- _TASK PROMPT_: Scan the data. Collect each line that contains the word "accent".

- _INFORMATION_:
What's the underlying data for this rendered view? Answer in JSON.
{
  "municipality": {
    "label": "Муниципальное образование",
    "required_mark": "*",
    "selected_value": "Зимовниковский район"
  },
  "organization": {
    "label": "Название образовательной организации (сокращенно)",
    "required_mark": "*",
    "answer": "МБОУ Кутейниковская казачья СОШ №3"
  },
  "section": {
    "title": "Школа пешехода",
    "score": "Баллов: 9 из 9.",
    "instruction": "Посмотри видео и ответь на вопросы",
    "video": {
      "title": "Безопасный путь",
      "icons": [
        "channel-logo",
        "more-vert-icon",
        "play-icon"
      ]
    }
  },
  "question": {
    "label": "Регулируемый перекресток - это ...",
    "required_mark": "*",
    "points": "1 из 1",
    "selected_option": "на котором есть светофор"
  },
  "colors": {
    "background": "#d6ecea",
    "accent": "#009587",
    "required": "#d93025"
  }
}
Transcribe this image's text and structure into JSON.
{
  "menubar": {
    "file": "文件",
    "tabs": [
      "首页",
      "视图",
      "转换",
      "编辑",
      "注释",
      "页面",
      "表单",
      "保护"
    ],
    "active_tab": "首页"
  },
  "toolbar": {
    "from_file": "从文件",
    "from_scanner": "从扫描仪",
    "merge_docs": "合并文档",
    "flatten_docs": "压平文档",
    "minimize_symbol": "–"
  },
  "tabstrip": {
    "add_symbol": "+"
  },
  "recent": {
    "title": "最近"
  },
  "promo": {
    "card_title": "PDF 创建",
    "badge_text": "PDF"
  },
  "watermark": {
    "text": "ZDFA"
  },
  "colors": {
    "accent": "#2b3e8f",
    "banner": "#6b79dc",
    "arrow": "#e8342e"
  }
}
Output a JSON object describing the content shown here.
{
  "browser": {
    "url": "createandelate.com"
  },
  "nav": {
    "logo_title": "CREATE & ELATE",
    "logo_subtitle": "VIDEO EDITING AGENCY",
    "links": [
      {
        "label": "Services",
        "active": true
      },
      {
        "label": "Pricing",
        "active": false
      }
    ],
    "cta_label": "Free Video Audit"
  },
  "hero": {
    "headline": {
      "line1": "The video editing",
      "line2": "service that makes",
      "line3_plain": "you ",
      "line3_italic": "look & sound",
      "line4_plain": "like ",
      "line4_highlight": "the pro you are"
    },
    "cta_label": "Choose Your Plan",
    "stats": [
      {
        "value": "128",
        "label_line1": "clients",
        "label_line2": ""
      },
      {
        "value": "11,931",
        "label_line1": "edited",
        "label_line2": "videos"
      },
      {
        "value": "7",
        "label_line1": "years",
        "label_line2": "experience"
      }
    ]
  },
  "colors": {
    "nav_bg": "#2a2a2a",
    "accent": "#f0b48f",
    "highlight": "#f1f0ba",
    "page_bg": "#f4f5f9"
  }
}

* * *

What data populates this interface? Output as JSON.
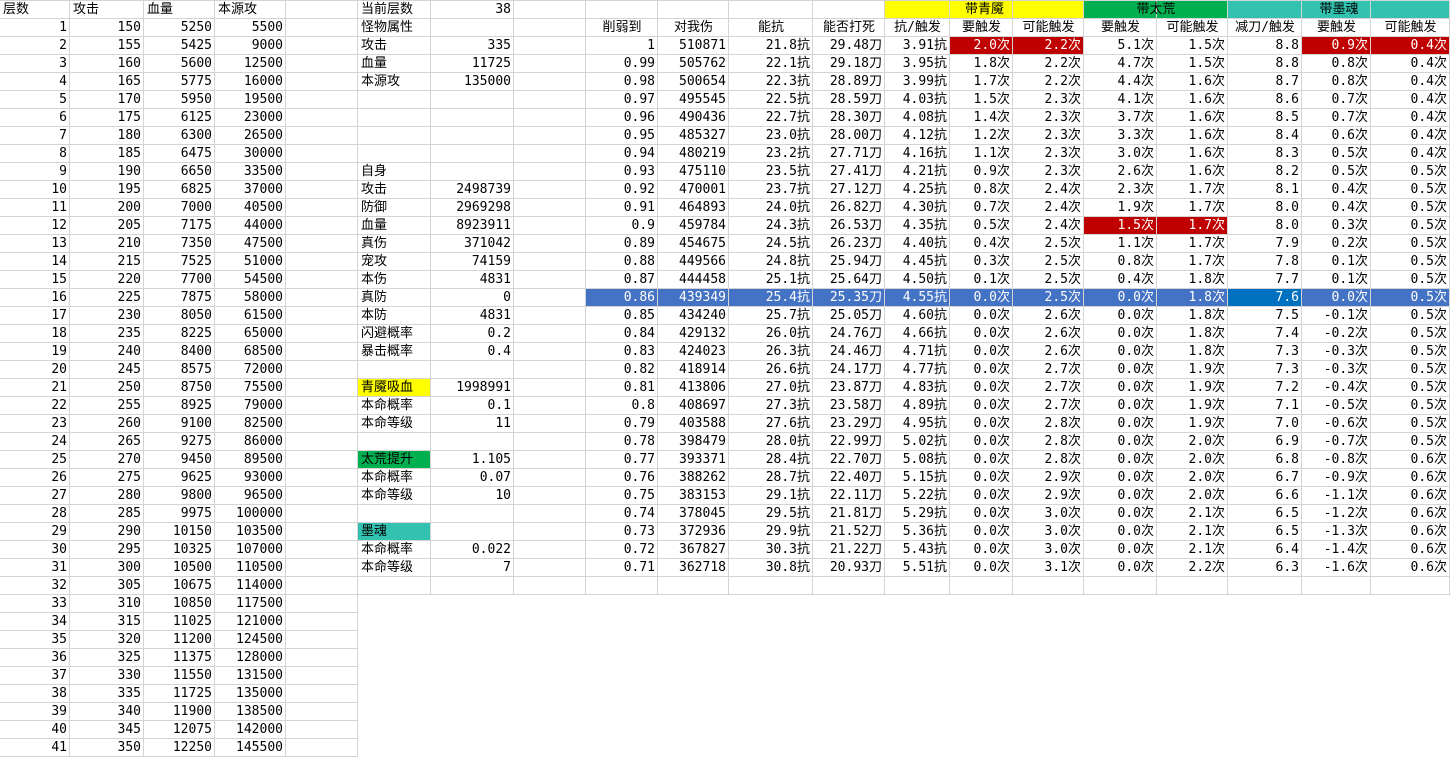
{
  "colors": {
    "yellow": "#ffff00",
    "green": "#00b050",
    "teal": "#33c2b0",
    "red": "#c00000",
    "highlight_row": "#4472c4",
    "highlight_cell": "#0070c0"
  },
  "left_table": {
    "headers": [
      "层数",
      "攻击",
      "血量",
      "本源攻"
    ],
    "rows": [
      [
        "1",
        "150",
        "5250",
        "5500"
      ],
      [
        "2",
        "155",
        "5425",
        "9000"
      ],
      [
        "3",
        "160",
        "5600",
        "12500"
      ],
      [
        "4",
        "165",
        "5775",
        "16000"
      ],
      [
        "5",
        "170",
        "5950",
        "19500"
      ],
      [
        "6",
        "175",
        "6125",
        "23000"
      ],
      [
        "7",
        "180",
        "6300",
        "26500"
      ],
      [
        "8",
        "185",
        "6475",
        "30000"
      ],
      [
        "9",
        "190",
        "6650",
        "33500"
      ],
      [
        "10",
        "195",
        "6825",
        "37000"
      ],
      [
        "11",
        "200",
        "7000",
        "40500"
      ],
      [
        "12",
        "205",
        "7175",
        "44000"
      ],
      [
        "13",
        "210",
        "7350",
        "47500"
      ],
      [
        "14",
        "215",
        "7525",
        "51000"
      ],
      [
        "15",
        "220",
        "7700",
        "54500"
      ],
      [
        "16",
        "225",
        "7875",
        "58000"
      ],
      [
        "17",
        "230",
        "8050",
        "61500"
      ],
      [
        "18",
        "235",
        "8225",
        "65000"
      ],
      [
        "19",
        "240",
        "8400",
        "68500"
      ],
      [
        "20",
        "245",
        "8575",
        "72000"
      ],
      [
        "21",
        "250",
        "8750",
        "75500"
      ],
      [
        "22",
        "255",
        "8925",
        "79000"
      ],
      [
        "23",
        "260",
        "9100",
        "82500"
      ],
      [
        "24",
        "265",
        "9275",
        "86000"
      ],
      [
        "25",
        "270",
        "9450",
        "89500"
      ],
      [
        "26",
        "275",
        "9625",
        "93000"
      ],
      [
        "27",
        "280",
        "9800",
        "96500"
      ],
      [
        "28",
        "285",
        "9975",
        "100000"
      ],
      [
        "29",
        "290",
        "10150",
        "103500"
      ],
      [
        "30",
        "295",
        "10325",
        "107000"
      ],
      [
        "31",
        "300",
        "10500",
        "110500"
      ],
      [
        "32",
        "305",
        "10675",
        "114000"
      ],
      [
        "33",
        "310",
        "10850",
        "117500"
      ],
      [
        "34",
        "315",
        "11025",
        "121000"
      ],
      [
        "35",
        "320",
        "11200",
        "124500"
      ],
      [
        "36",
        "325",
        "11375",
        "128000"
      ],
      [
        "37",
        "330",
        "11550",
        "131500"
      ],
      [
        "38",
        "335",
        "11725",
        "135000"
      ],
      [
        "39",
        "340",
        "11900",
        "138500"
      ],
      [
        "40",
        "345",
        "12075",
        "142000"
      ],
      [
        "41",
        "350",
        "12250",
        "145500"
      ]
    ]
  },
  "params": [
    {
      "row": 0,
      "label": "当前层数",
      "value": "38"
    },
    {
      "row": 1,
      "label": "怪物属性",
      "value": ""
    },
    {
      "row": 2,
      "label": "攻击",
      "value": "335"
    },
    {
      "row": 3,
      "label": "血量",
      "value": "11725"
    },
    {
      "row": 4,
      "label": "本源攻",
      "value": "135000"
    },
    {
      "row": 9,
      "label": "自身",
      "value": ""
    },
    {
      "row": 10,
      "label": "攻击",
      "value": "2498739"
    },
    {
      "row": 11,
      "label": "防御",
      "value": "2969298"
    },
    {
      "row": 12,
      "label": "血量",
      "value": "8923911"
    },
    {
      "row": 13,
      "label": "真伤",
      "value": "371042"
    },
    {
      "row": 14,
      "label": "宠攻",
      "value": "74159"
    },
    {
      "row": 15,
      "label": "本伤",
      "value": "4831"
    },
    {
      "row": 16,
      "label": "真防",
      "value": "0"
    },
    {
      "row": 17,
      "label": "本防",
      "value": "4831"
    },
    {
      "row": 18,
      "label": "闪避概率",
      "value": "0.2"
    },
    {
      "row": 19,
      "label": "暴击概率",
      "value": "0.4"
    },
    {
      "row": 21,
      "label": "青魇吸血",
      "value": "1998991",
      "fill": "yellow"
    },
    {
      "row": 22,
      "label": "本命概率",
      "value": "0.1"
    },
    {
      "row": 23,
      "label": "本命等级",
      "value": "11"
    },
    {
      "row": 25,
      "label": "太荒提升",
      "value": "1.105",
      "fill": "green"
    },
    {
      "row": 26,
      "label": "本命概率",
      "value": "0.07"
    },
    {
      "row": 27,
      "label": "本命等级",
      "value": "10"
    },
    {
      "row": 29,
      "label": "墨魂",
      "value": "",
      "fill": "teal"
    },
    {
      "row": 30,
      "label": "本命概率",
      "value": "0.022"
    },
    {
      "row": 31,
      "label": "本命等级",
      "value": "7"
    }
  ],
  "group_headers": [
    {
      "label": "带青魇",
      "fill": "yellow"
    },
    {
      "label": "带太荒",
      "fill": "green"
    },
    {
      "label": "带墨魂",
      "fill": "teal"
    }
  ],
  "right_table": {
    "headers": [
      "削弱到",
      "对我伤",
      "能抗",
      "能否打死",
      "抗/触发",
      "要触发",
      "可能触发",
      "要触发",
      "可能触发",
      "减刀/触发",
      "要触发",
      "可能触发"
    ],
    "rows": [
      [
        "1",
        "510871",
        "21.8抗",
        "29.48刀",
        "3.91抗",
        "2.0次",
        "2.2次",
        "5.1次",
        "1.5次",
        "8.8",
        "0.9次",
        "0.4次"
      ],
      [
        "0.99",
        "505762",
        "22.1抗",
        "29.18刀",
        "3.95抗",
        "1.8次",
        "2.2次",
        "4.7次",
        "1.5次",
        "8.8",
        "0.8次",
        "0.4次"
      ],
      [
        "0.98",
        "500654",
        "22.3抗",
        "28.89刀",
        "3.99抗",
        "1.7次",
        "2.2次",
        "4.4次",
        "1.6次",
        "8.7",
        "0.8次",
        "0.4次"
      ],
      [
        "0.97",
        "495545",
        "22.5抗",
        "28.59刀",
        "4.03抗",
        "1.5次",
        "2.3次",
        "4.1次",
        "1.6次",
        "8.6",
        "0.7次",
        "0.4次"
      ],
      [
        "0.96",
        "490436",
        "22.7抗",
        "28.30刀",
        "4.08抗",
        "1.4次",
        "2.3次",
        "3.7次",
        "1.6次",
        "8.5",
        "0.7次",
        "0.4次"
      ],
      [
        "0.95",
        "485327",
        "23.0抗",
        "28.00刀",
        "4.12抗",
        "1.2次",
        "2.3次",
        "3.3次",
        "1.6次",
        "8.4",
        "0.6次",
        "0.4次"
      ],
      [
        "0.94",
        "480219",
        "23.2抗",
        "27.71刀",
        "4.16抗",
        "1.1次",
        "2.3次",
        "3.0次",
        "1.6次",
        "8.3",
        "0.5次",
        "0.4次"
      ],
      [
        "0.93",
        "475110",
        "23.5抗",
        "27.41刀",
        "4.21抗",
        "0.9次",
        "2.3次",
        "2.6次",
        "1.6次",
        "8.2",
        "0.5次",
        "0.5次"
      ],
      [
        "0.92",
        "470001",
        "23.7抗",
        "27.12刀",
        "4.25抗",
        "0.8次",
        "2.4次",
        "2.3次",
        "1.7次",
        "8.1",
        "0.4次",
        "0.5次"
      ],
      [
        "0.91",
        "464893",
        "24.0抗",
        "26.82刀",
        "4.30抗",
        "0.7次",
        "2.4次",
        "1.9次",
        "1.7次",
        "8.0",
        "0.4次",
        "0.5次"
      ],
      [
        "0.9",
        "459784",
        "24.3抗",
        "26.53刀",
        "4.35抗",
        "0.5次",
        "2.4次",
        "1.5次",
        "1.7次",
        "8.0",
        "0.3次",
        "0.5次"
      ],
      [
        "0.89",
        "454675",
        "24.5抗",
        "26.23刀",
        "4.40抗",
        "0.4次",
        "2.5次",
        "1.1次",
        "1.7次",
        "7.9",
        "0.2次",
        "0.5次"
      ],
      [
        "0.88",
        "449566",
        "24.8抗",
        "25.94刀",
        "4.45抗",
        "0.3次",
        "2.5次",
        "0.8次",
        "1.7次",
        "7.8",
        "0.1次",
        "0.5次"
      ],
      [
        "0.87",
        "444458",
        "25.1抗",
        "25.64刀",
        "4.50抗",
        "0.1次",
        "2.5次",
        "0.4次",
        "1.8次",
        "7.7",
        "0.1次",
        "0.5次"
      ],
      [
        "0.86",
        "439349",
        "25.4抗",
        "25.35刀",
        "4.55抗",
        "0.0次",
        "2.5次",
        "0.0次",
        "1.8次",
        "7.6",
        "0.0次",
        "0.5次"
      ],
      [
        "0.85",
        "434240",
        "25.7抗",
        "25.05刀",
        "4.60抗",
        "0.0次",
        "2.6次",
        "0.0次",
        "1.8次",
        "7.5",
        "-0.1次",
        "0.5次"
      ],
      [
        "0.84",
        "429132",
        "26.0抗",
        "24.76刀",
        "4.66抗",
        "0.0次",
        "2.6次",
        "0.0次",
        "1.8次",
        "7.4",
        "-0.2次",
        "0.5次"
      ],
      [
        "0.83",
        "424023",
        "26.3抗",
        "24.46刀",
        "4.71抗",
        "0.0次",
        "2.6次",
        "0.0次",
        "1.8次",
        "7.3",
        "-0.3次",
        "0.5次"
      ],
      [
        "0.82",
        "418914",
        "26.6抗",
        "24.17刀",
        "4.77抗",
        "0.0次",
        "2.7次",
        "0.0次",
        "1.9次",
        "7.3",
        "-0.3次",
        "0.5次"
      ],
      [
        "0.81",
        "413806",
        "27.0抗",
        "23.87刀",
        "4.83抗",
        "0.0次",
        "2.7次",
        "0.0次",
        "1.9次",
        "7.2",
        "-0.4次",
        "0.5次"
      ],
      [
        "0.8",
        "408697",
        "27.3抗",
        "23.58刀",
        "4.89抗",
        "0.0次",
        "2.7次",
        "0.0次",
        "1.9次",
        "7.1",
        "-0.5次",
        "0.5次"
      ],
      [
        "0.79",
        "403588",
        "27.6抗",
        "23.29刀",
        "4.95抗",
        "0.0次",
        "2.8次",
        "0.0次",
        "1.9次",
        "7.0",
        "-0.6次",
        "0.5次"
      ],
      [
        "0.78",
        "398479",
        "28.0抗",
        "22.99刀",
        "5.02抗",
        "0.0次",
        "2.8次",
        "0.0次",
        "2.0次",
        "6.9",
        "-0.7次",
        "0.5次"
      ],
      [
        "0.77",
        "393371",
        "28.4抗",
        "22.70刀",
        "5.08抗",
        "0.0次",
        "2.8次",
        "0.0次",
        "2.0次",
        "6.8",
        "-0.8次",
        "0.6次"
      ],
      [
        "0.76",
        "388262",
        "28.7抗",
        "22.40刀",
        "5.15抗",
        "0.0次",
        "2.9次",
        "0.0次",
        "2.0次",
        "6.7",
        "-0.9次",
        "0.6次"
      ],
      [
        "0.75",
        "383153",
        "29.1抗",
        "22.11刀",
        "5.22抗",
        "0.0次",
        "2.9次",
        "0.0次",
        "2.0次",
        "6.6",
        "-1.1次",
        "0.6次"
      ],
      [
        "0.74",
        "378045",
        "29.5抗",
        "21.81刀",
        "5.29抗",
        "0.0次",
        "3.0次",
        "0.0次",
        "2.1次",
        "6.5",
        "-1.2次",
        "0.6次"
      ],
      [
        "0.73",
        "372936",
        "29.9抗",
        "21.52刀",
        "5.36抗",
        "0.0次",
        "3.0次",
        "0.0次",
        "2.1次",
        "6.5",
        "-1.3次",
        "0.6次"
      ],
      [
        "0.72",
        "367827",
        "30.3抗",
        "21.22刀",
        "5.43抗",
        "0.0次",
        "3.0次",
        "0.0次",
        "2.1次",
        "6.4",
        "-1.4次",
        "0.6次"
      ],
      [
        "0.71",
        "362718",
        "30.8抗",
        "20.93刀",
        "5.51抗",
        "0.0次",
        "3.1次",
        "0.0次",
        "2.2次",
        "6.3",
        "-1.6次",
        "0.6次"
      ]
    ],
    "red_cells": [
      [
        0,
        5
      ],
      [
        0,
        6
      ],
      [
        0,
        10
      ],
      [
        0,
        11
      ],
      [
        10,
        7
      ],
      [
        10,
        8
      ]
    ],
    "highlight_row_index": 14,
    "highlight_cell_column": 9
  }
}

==

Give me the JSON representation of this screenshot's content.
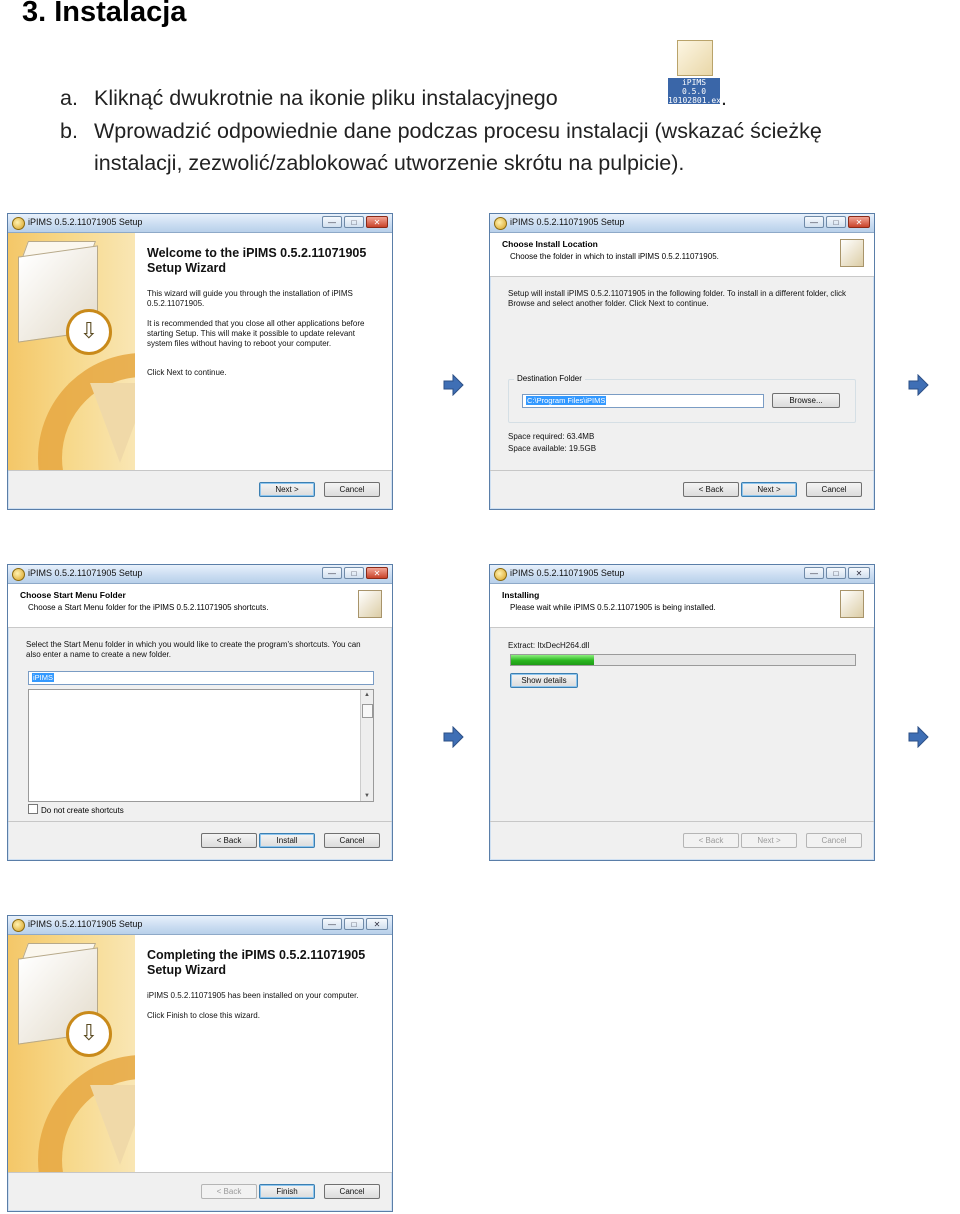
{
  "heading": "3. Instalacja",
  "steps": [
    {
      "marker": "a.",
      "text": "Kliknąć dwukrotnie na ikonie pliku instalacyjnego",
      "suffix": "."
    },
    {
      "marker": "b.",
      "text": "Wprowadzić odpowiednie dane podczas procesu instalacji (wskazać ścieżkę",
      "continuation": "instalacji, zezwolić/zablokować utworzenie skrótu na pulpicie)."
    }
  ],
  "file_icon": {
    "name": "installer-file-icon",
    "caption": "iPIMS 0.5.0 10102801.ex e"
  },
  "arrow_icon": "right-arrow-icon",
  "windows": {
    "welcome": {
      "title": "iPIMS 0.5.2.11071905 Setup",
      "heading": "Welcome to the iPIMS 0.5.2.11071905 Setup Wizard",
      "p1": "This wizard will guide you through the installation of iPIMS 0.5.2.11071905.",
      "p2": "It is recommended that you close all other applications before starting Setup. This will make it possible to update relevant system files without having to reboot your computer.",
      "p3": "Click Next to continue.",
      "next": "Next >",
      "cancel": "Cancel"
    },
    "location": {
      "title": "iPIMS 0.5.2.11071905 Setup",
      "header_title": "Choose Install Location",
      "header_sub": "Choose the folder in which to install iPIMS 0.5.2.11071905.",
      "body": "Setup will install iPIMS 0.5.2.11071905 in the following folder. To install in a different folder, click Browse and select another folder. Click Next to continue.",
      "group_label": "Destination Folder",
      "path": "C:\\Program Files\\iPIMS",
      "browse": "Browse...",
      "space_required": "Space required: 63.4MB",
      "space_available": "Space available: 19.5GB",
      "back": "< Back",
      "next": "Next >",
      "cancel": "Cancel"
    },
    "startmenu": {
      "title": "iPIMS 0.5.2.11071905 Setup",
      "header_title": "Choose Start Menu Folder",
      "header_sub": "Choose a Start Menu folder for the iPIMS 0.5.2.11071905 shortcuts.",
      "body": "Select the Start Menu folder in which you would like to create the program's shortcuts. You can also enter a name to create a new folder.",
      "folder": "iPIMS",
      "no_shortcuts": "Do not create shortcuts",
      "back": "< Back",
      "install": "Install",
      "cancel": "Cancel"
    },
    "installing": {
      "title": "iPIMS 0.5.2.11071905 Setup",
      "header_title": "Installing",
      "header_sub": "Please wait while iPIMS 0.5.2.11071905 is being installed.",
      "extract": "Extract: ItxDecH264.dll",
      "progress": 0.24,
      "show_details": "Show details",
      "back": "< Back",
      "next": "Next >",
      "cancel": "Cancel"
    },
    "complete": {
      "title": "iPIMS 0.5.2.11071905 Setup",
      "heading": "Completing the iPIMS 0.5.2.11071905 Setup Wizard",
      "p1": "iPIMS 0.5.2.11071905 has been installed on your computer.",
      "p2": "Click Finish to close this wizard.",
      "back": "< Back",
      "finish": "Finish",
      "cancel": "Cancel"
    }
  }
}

- _OUTPUT BELOW_:
    "accent": "#009587",
    "accent": "#2b3e8f",
    "accent": "#f0b48f",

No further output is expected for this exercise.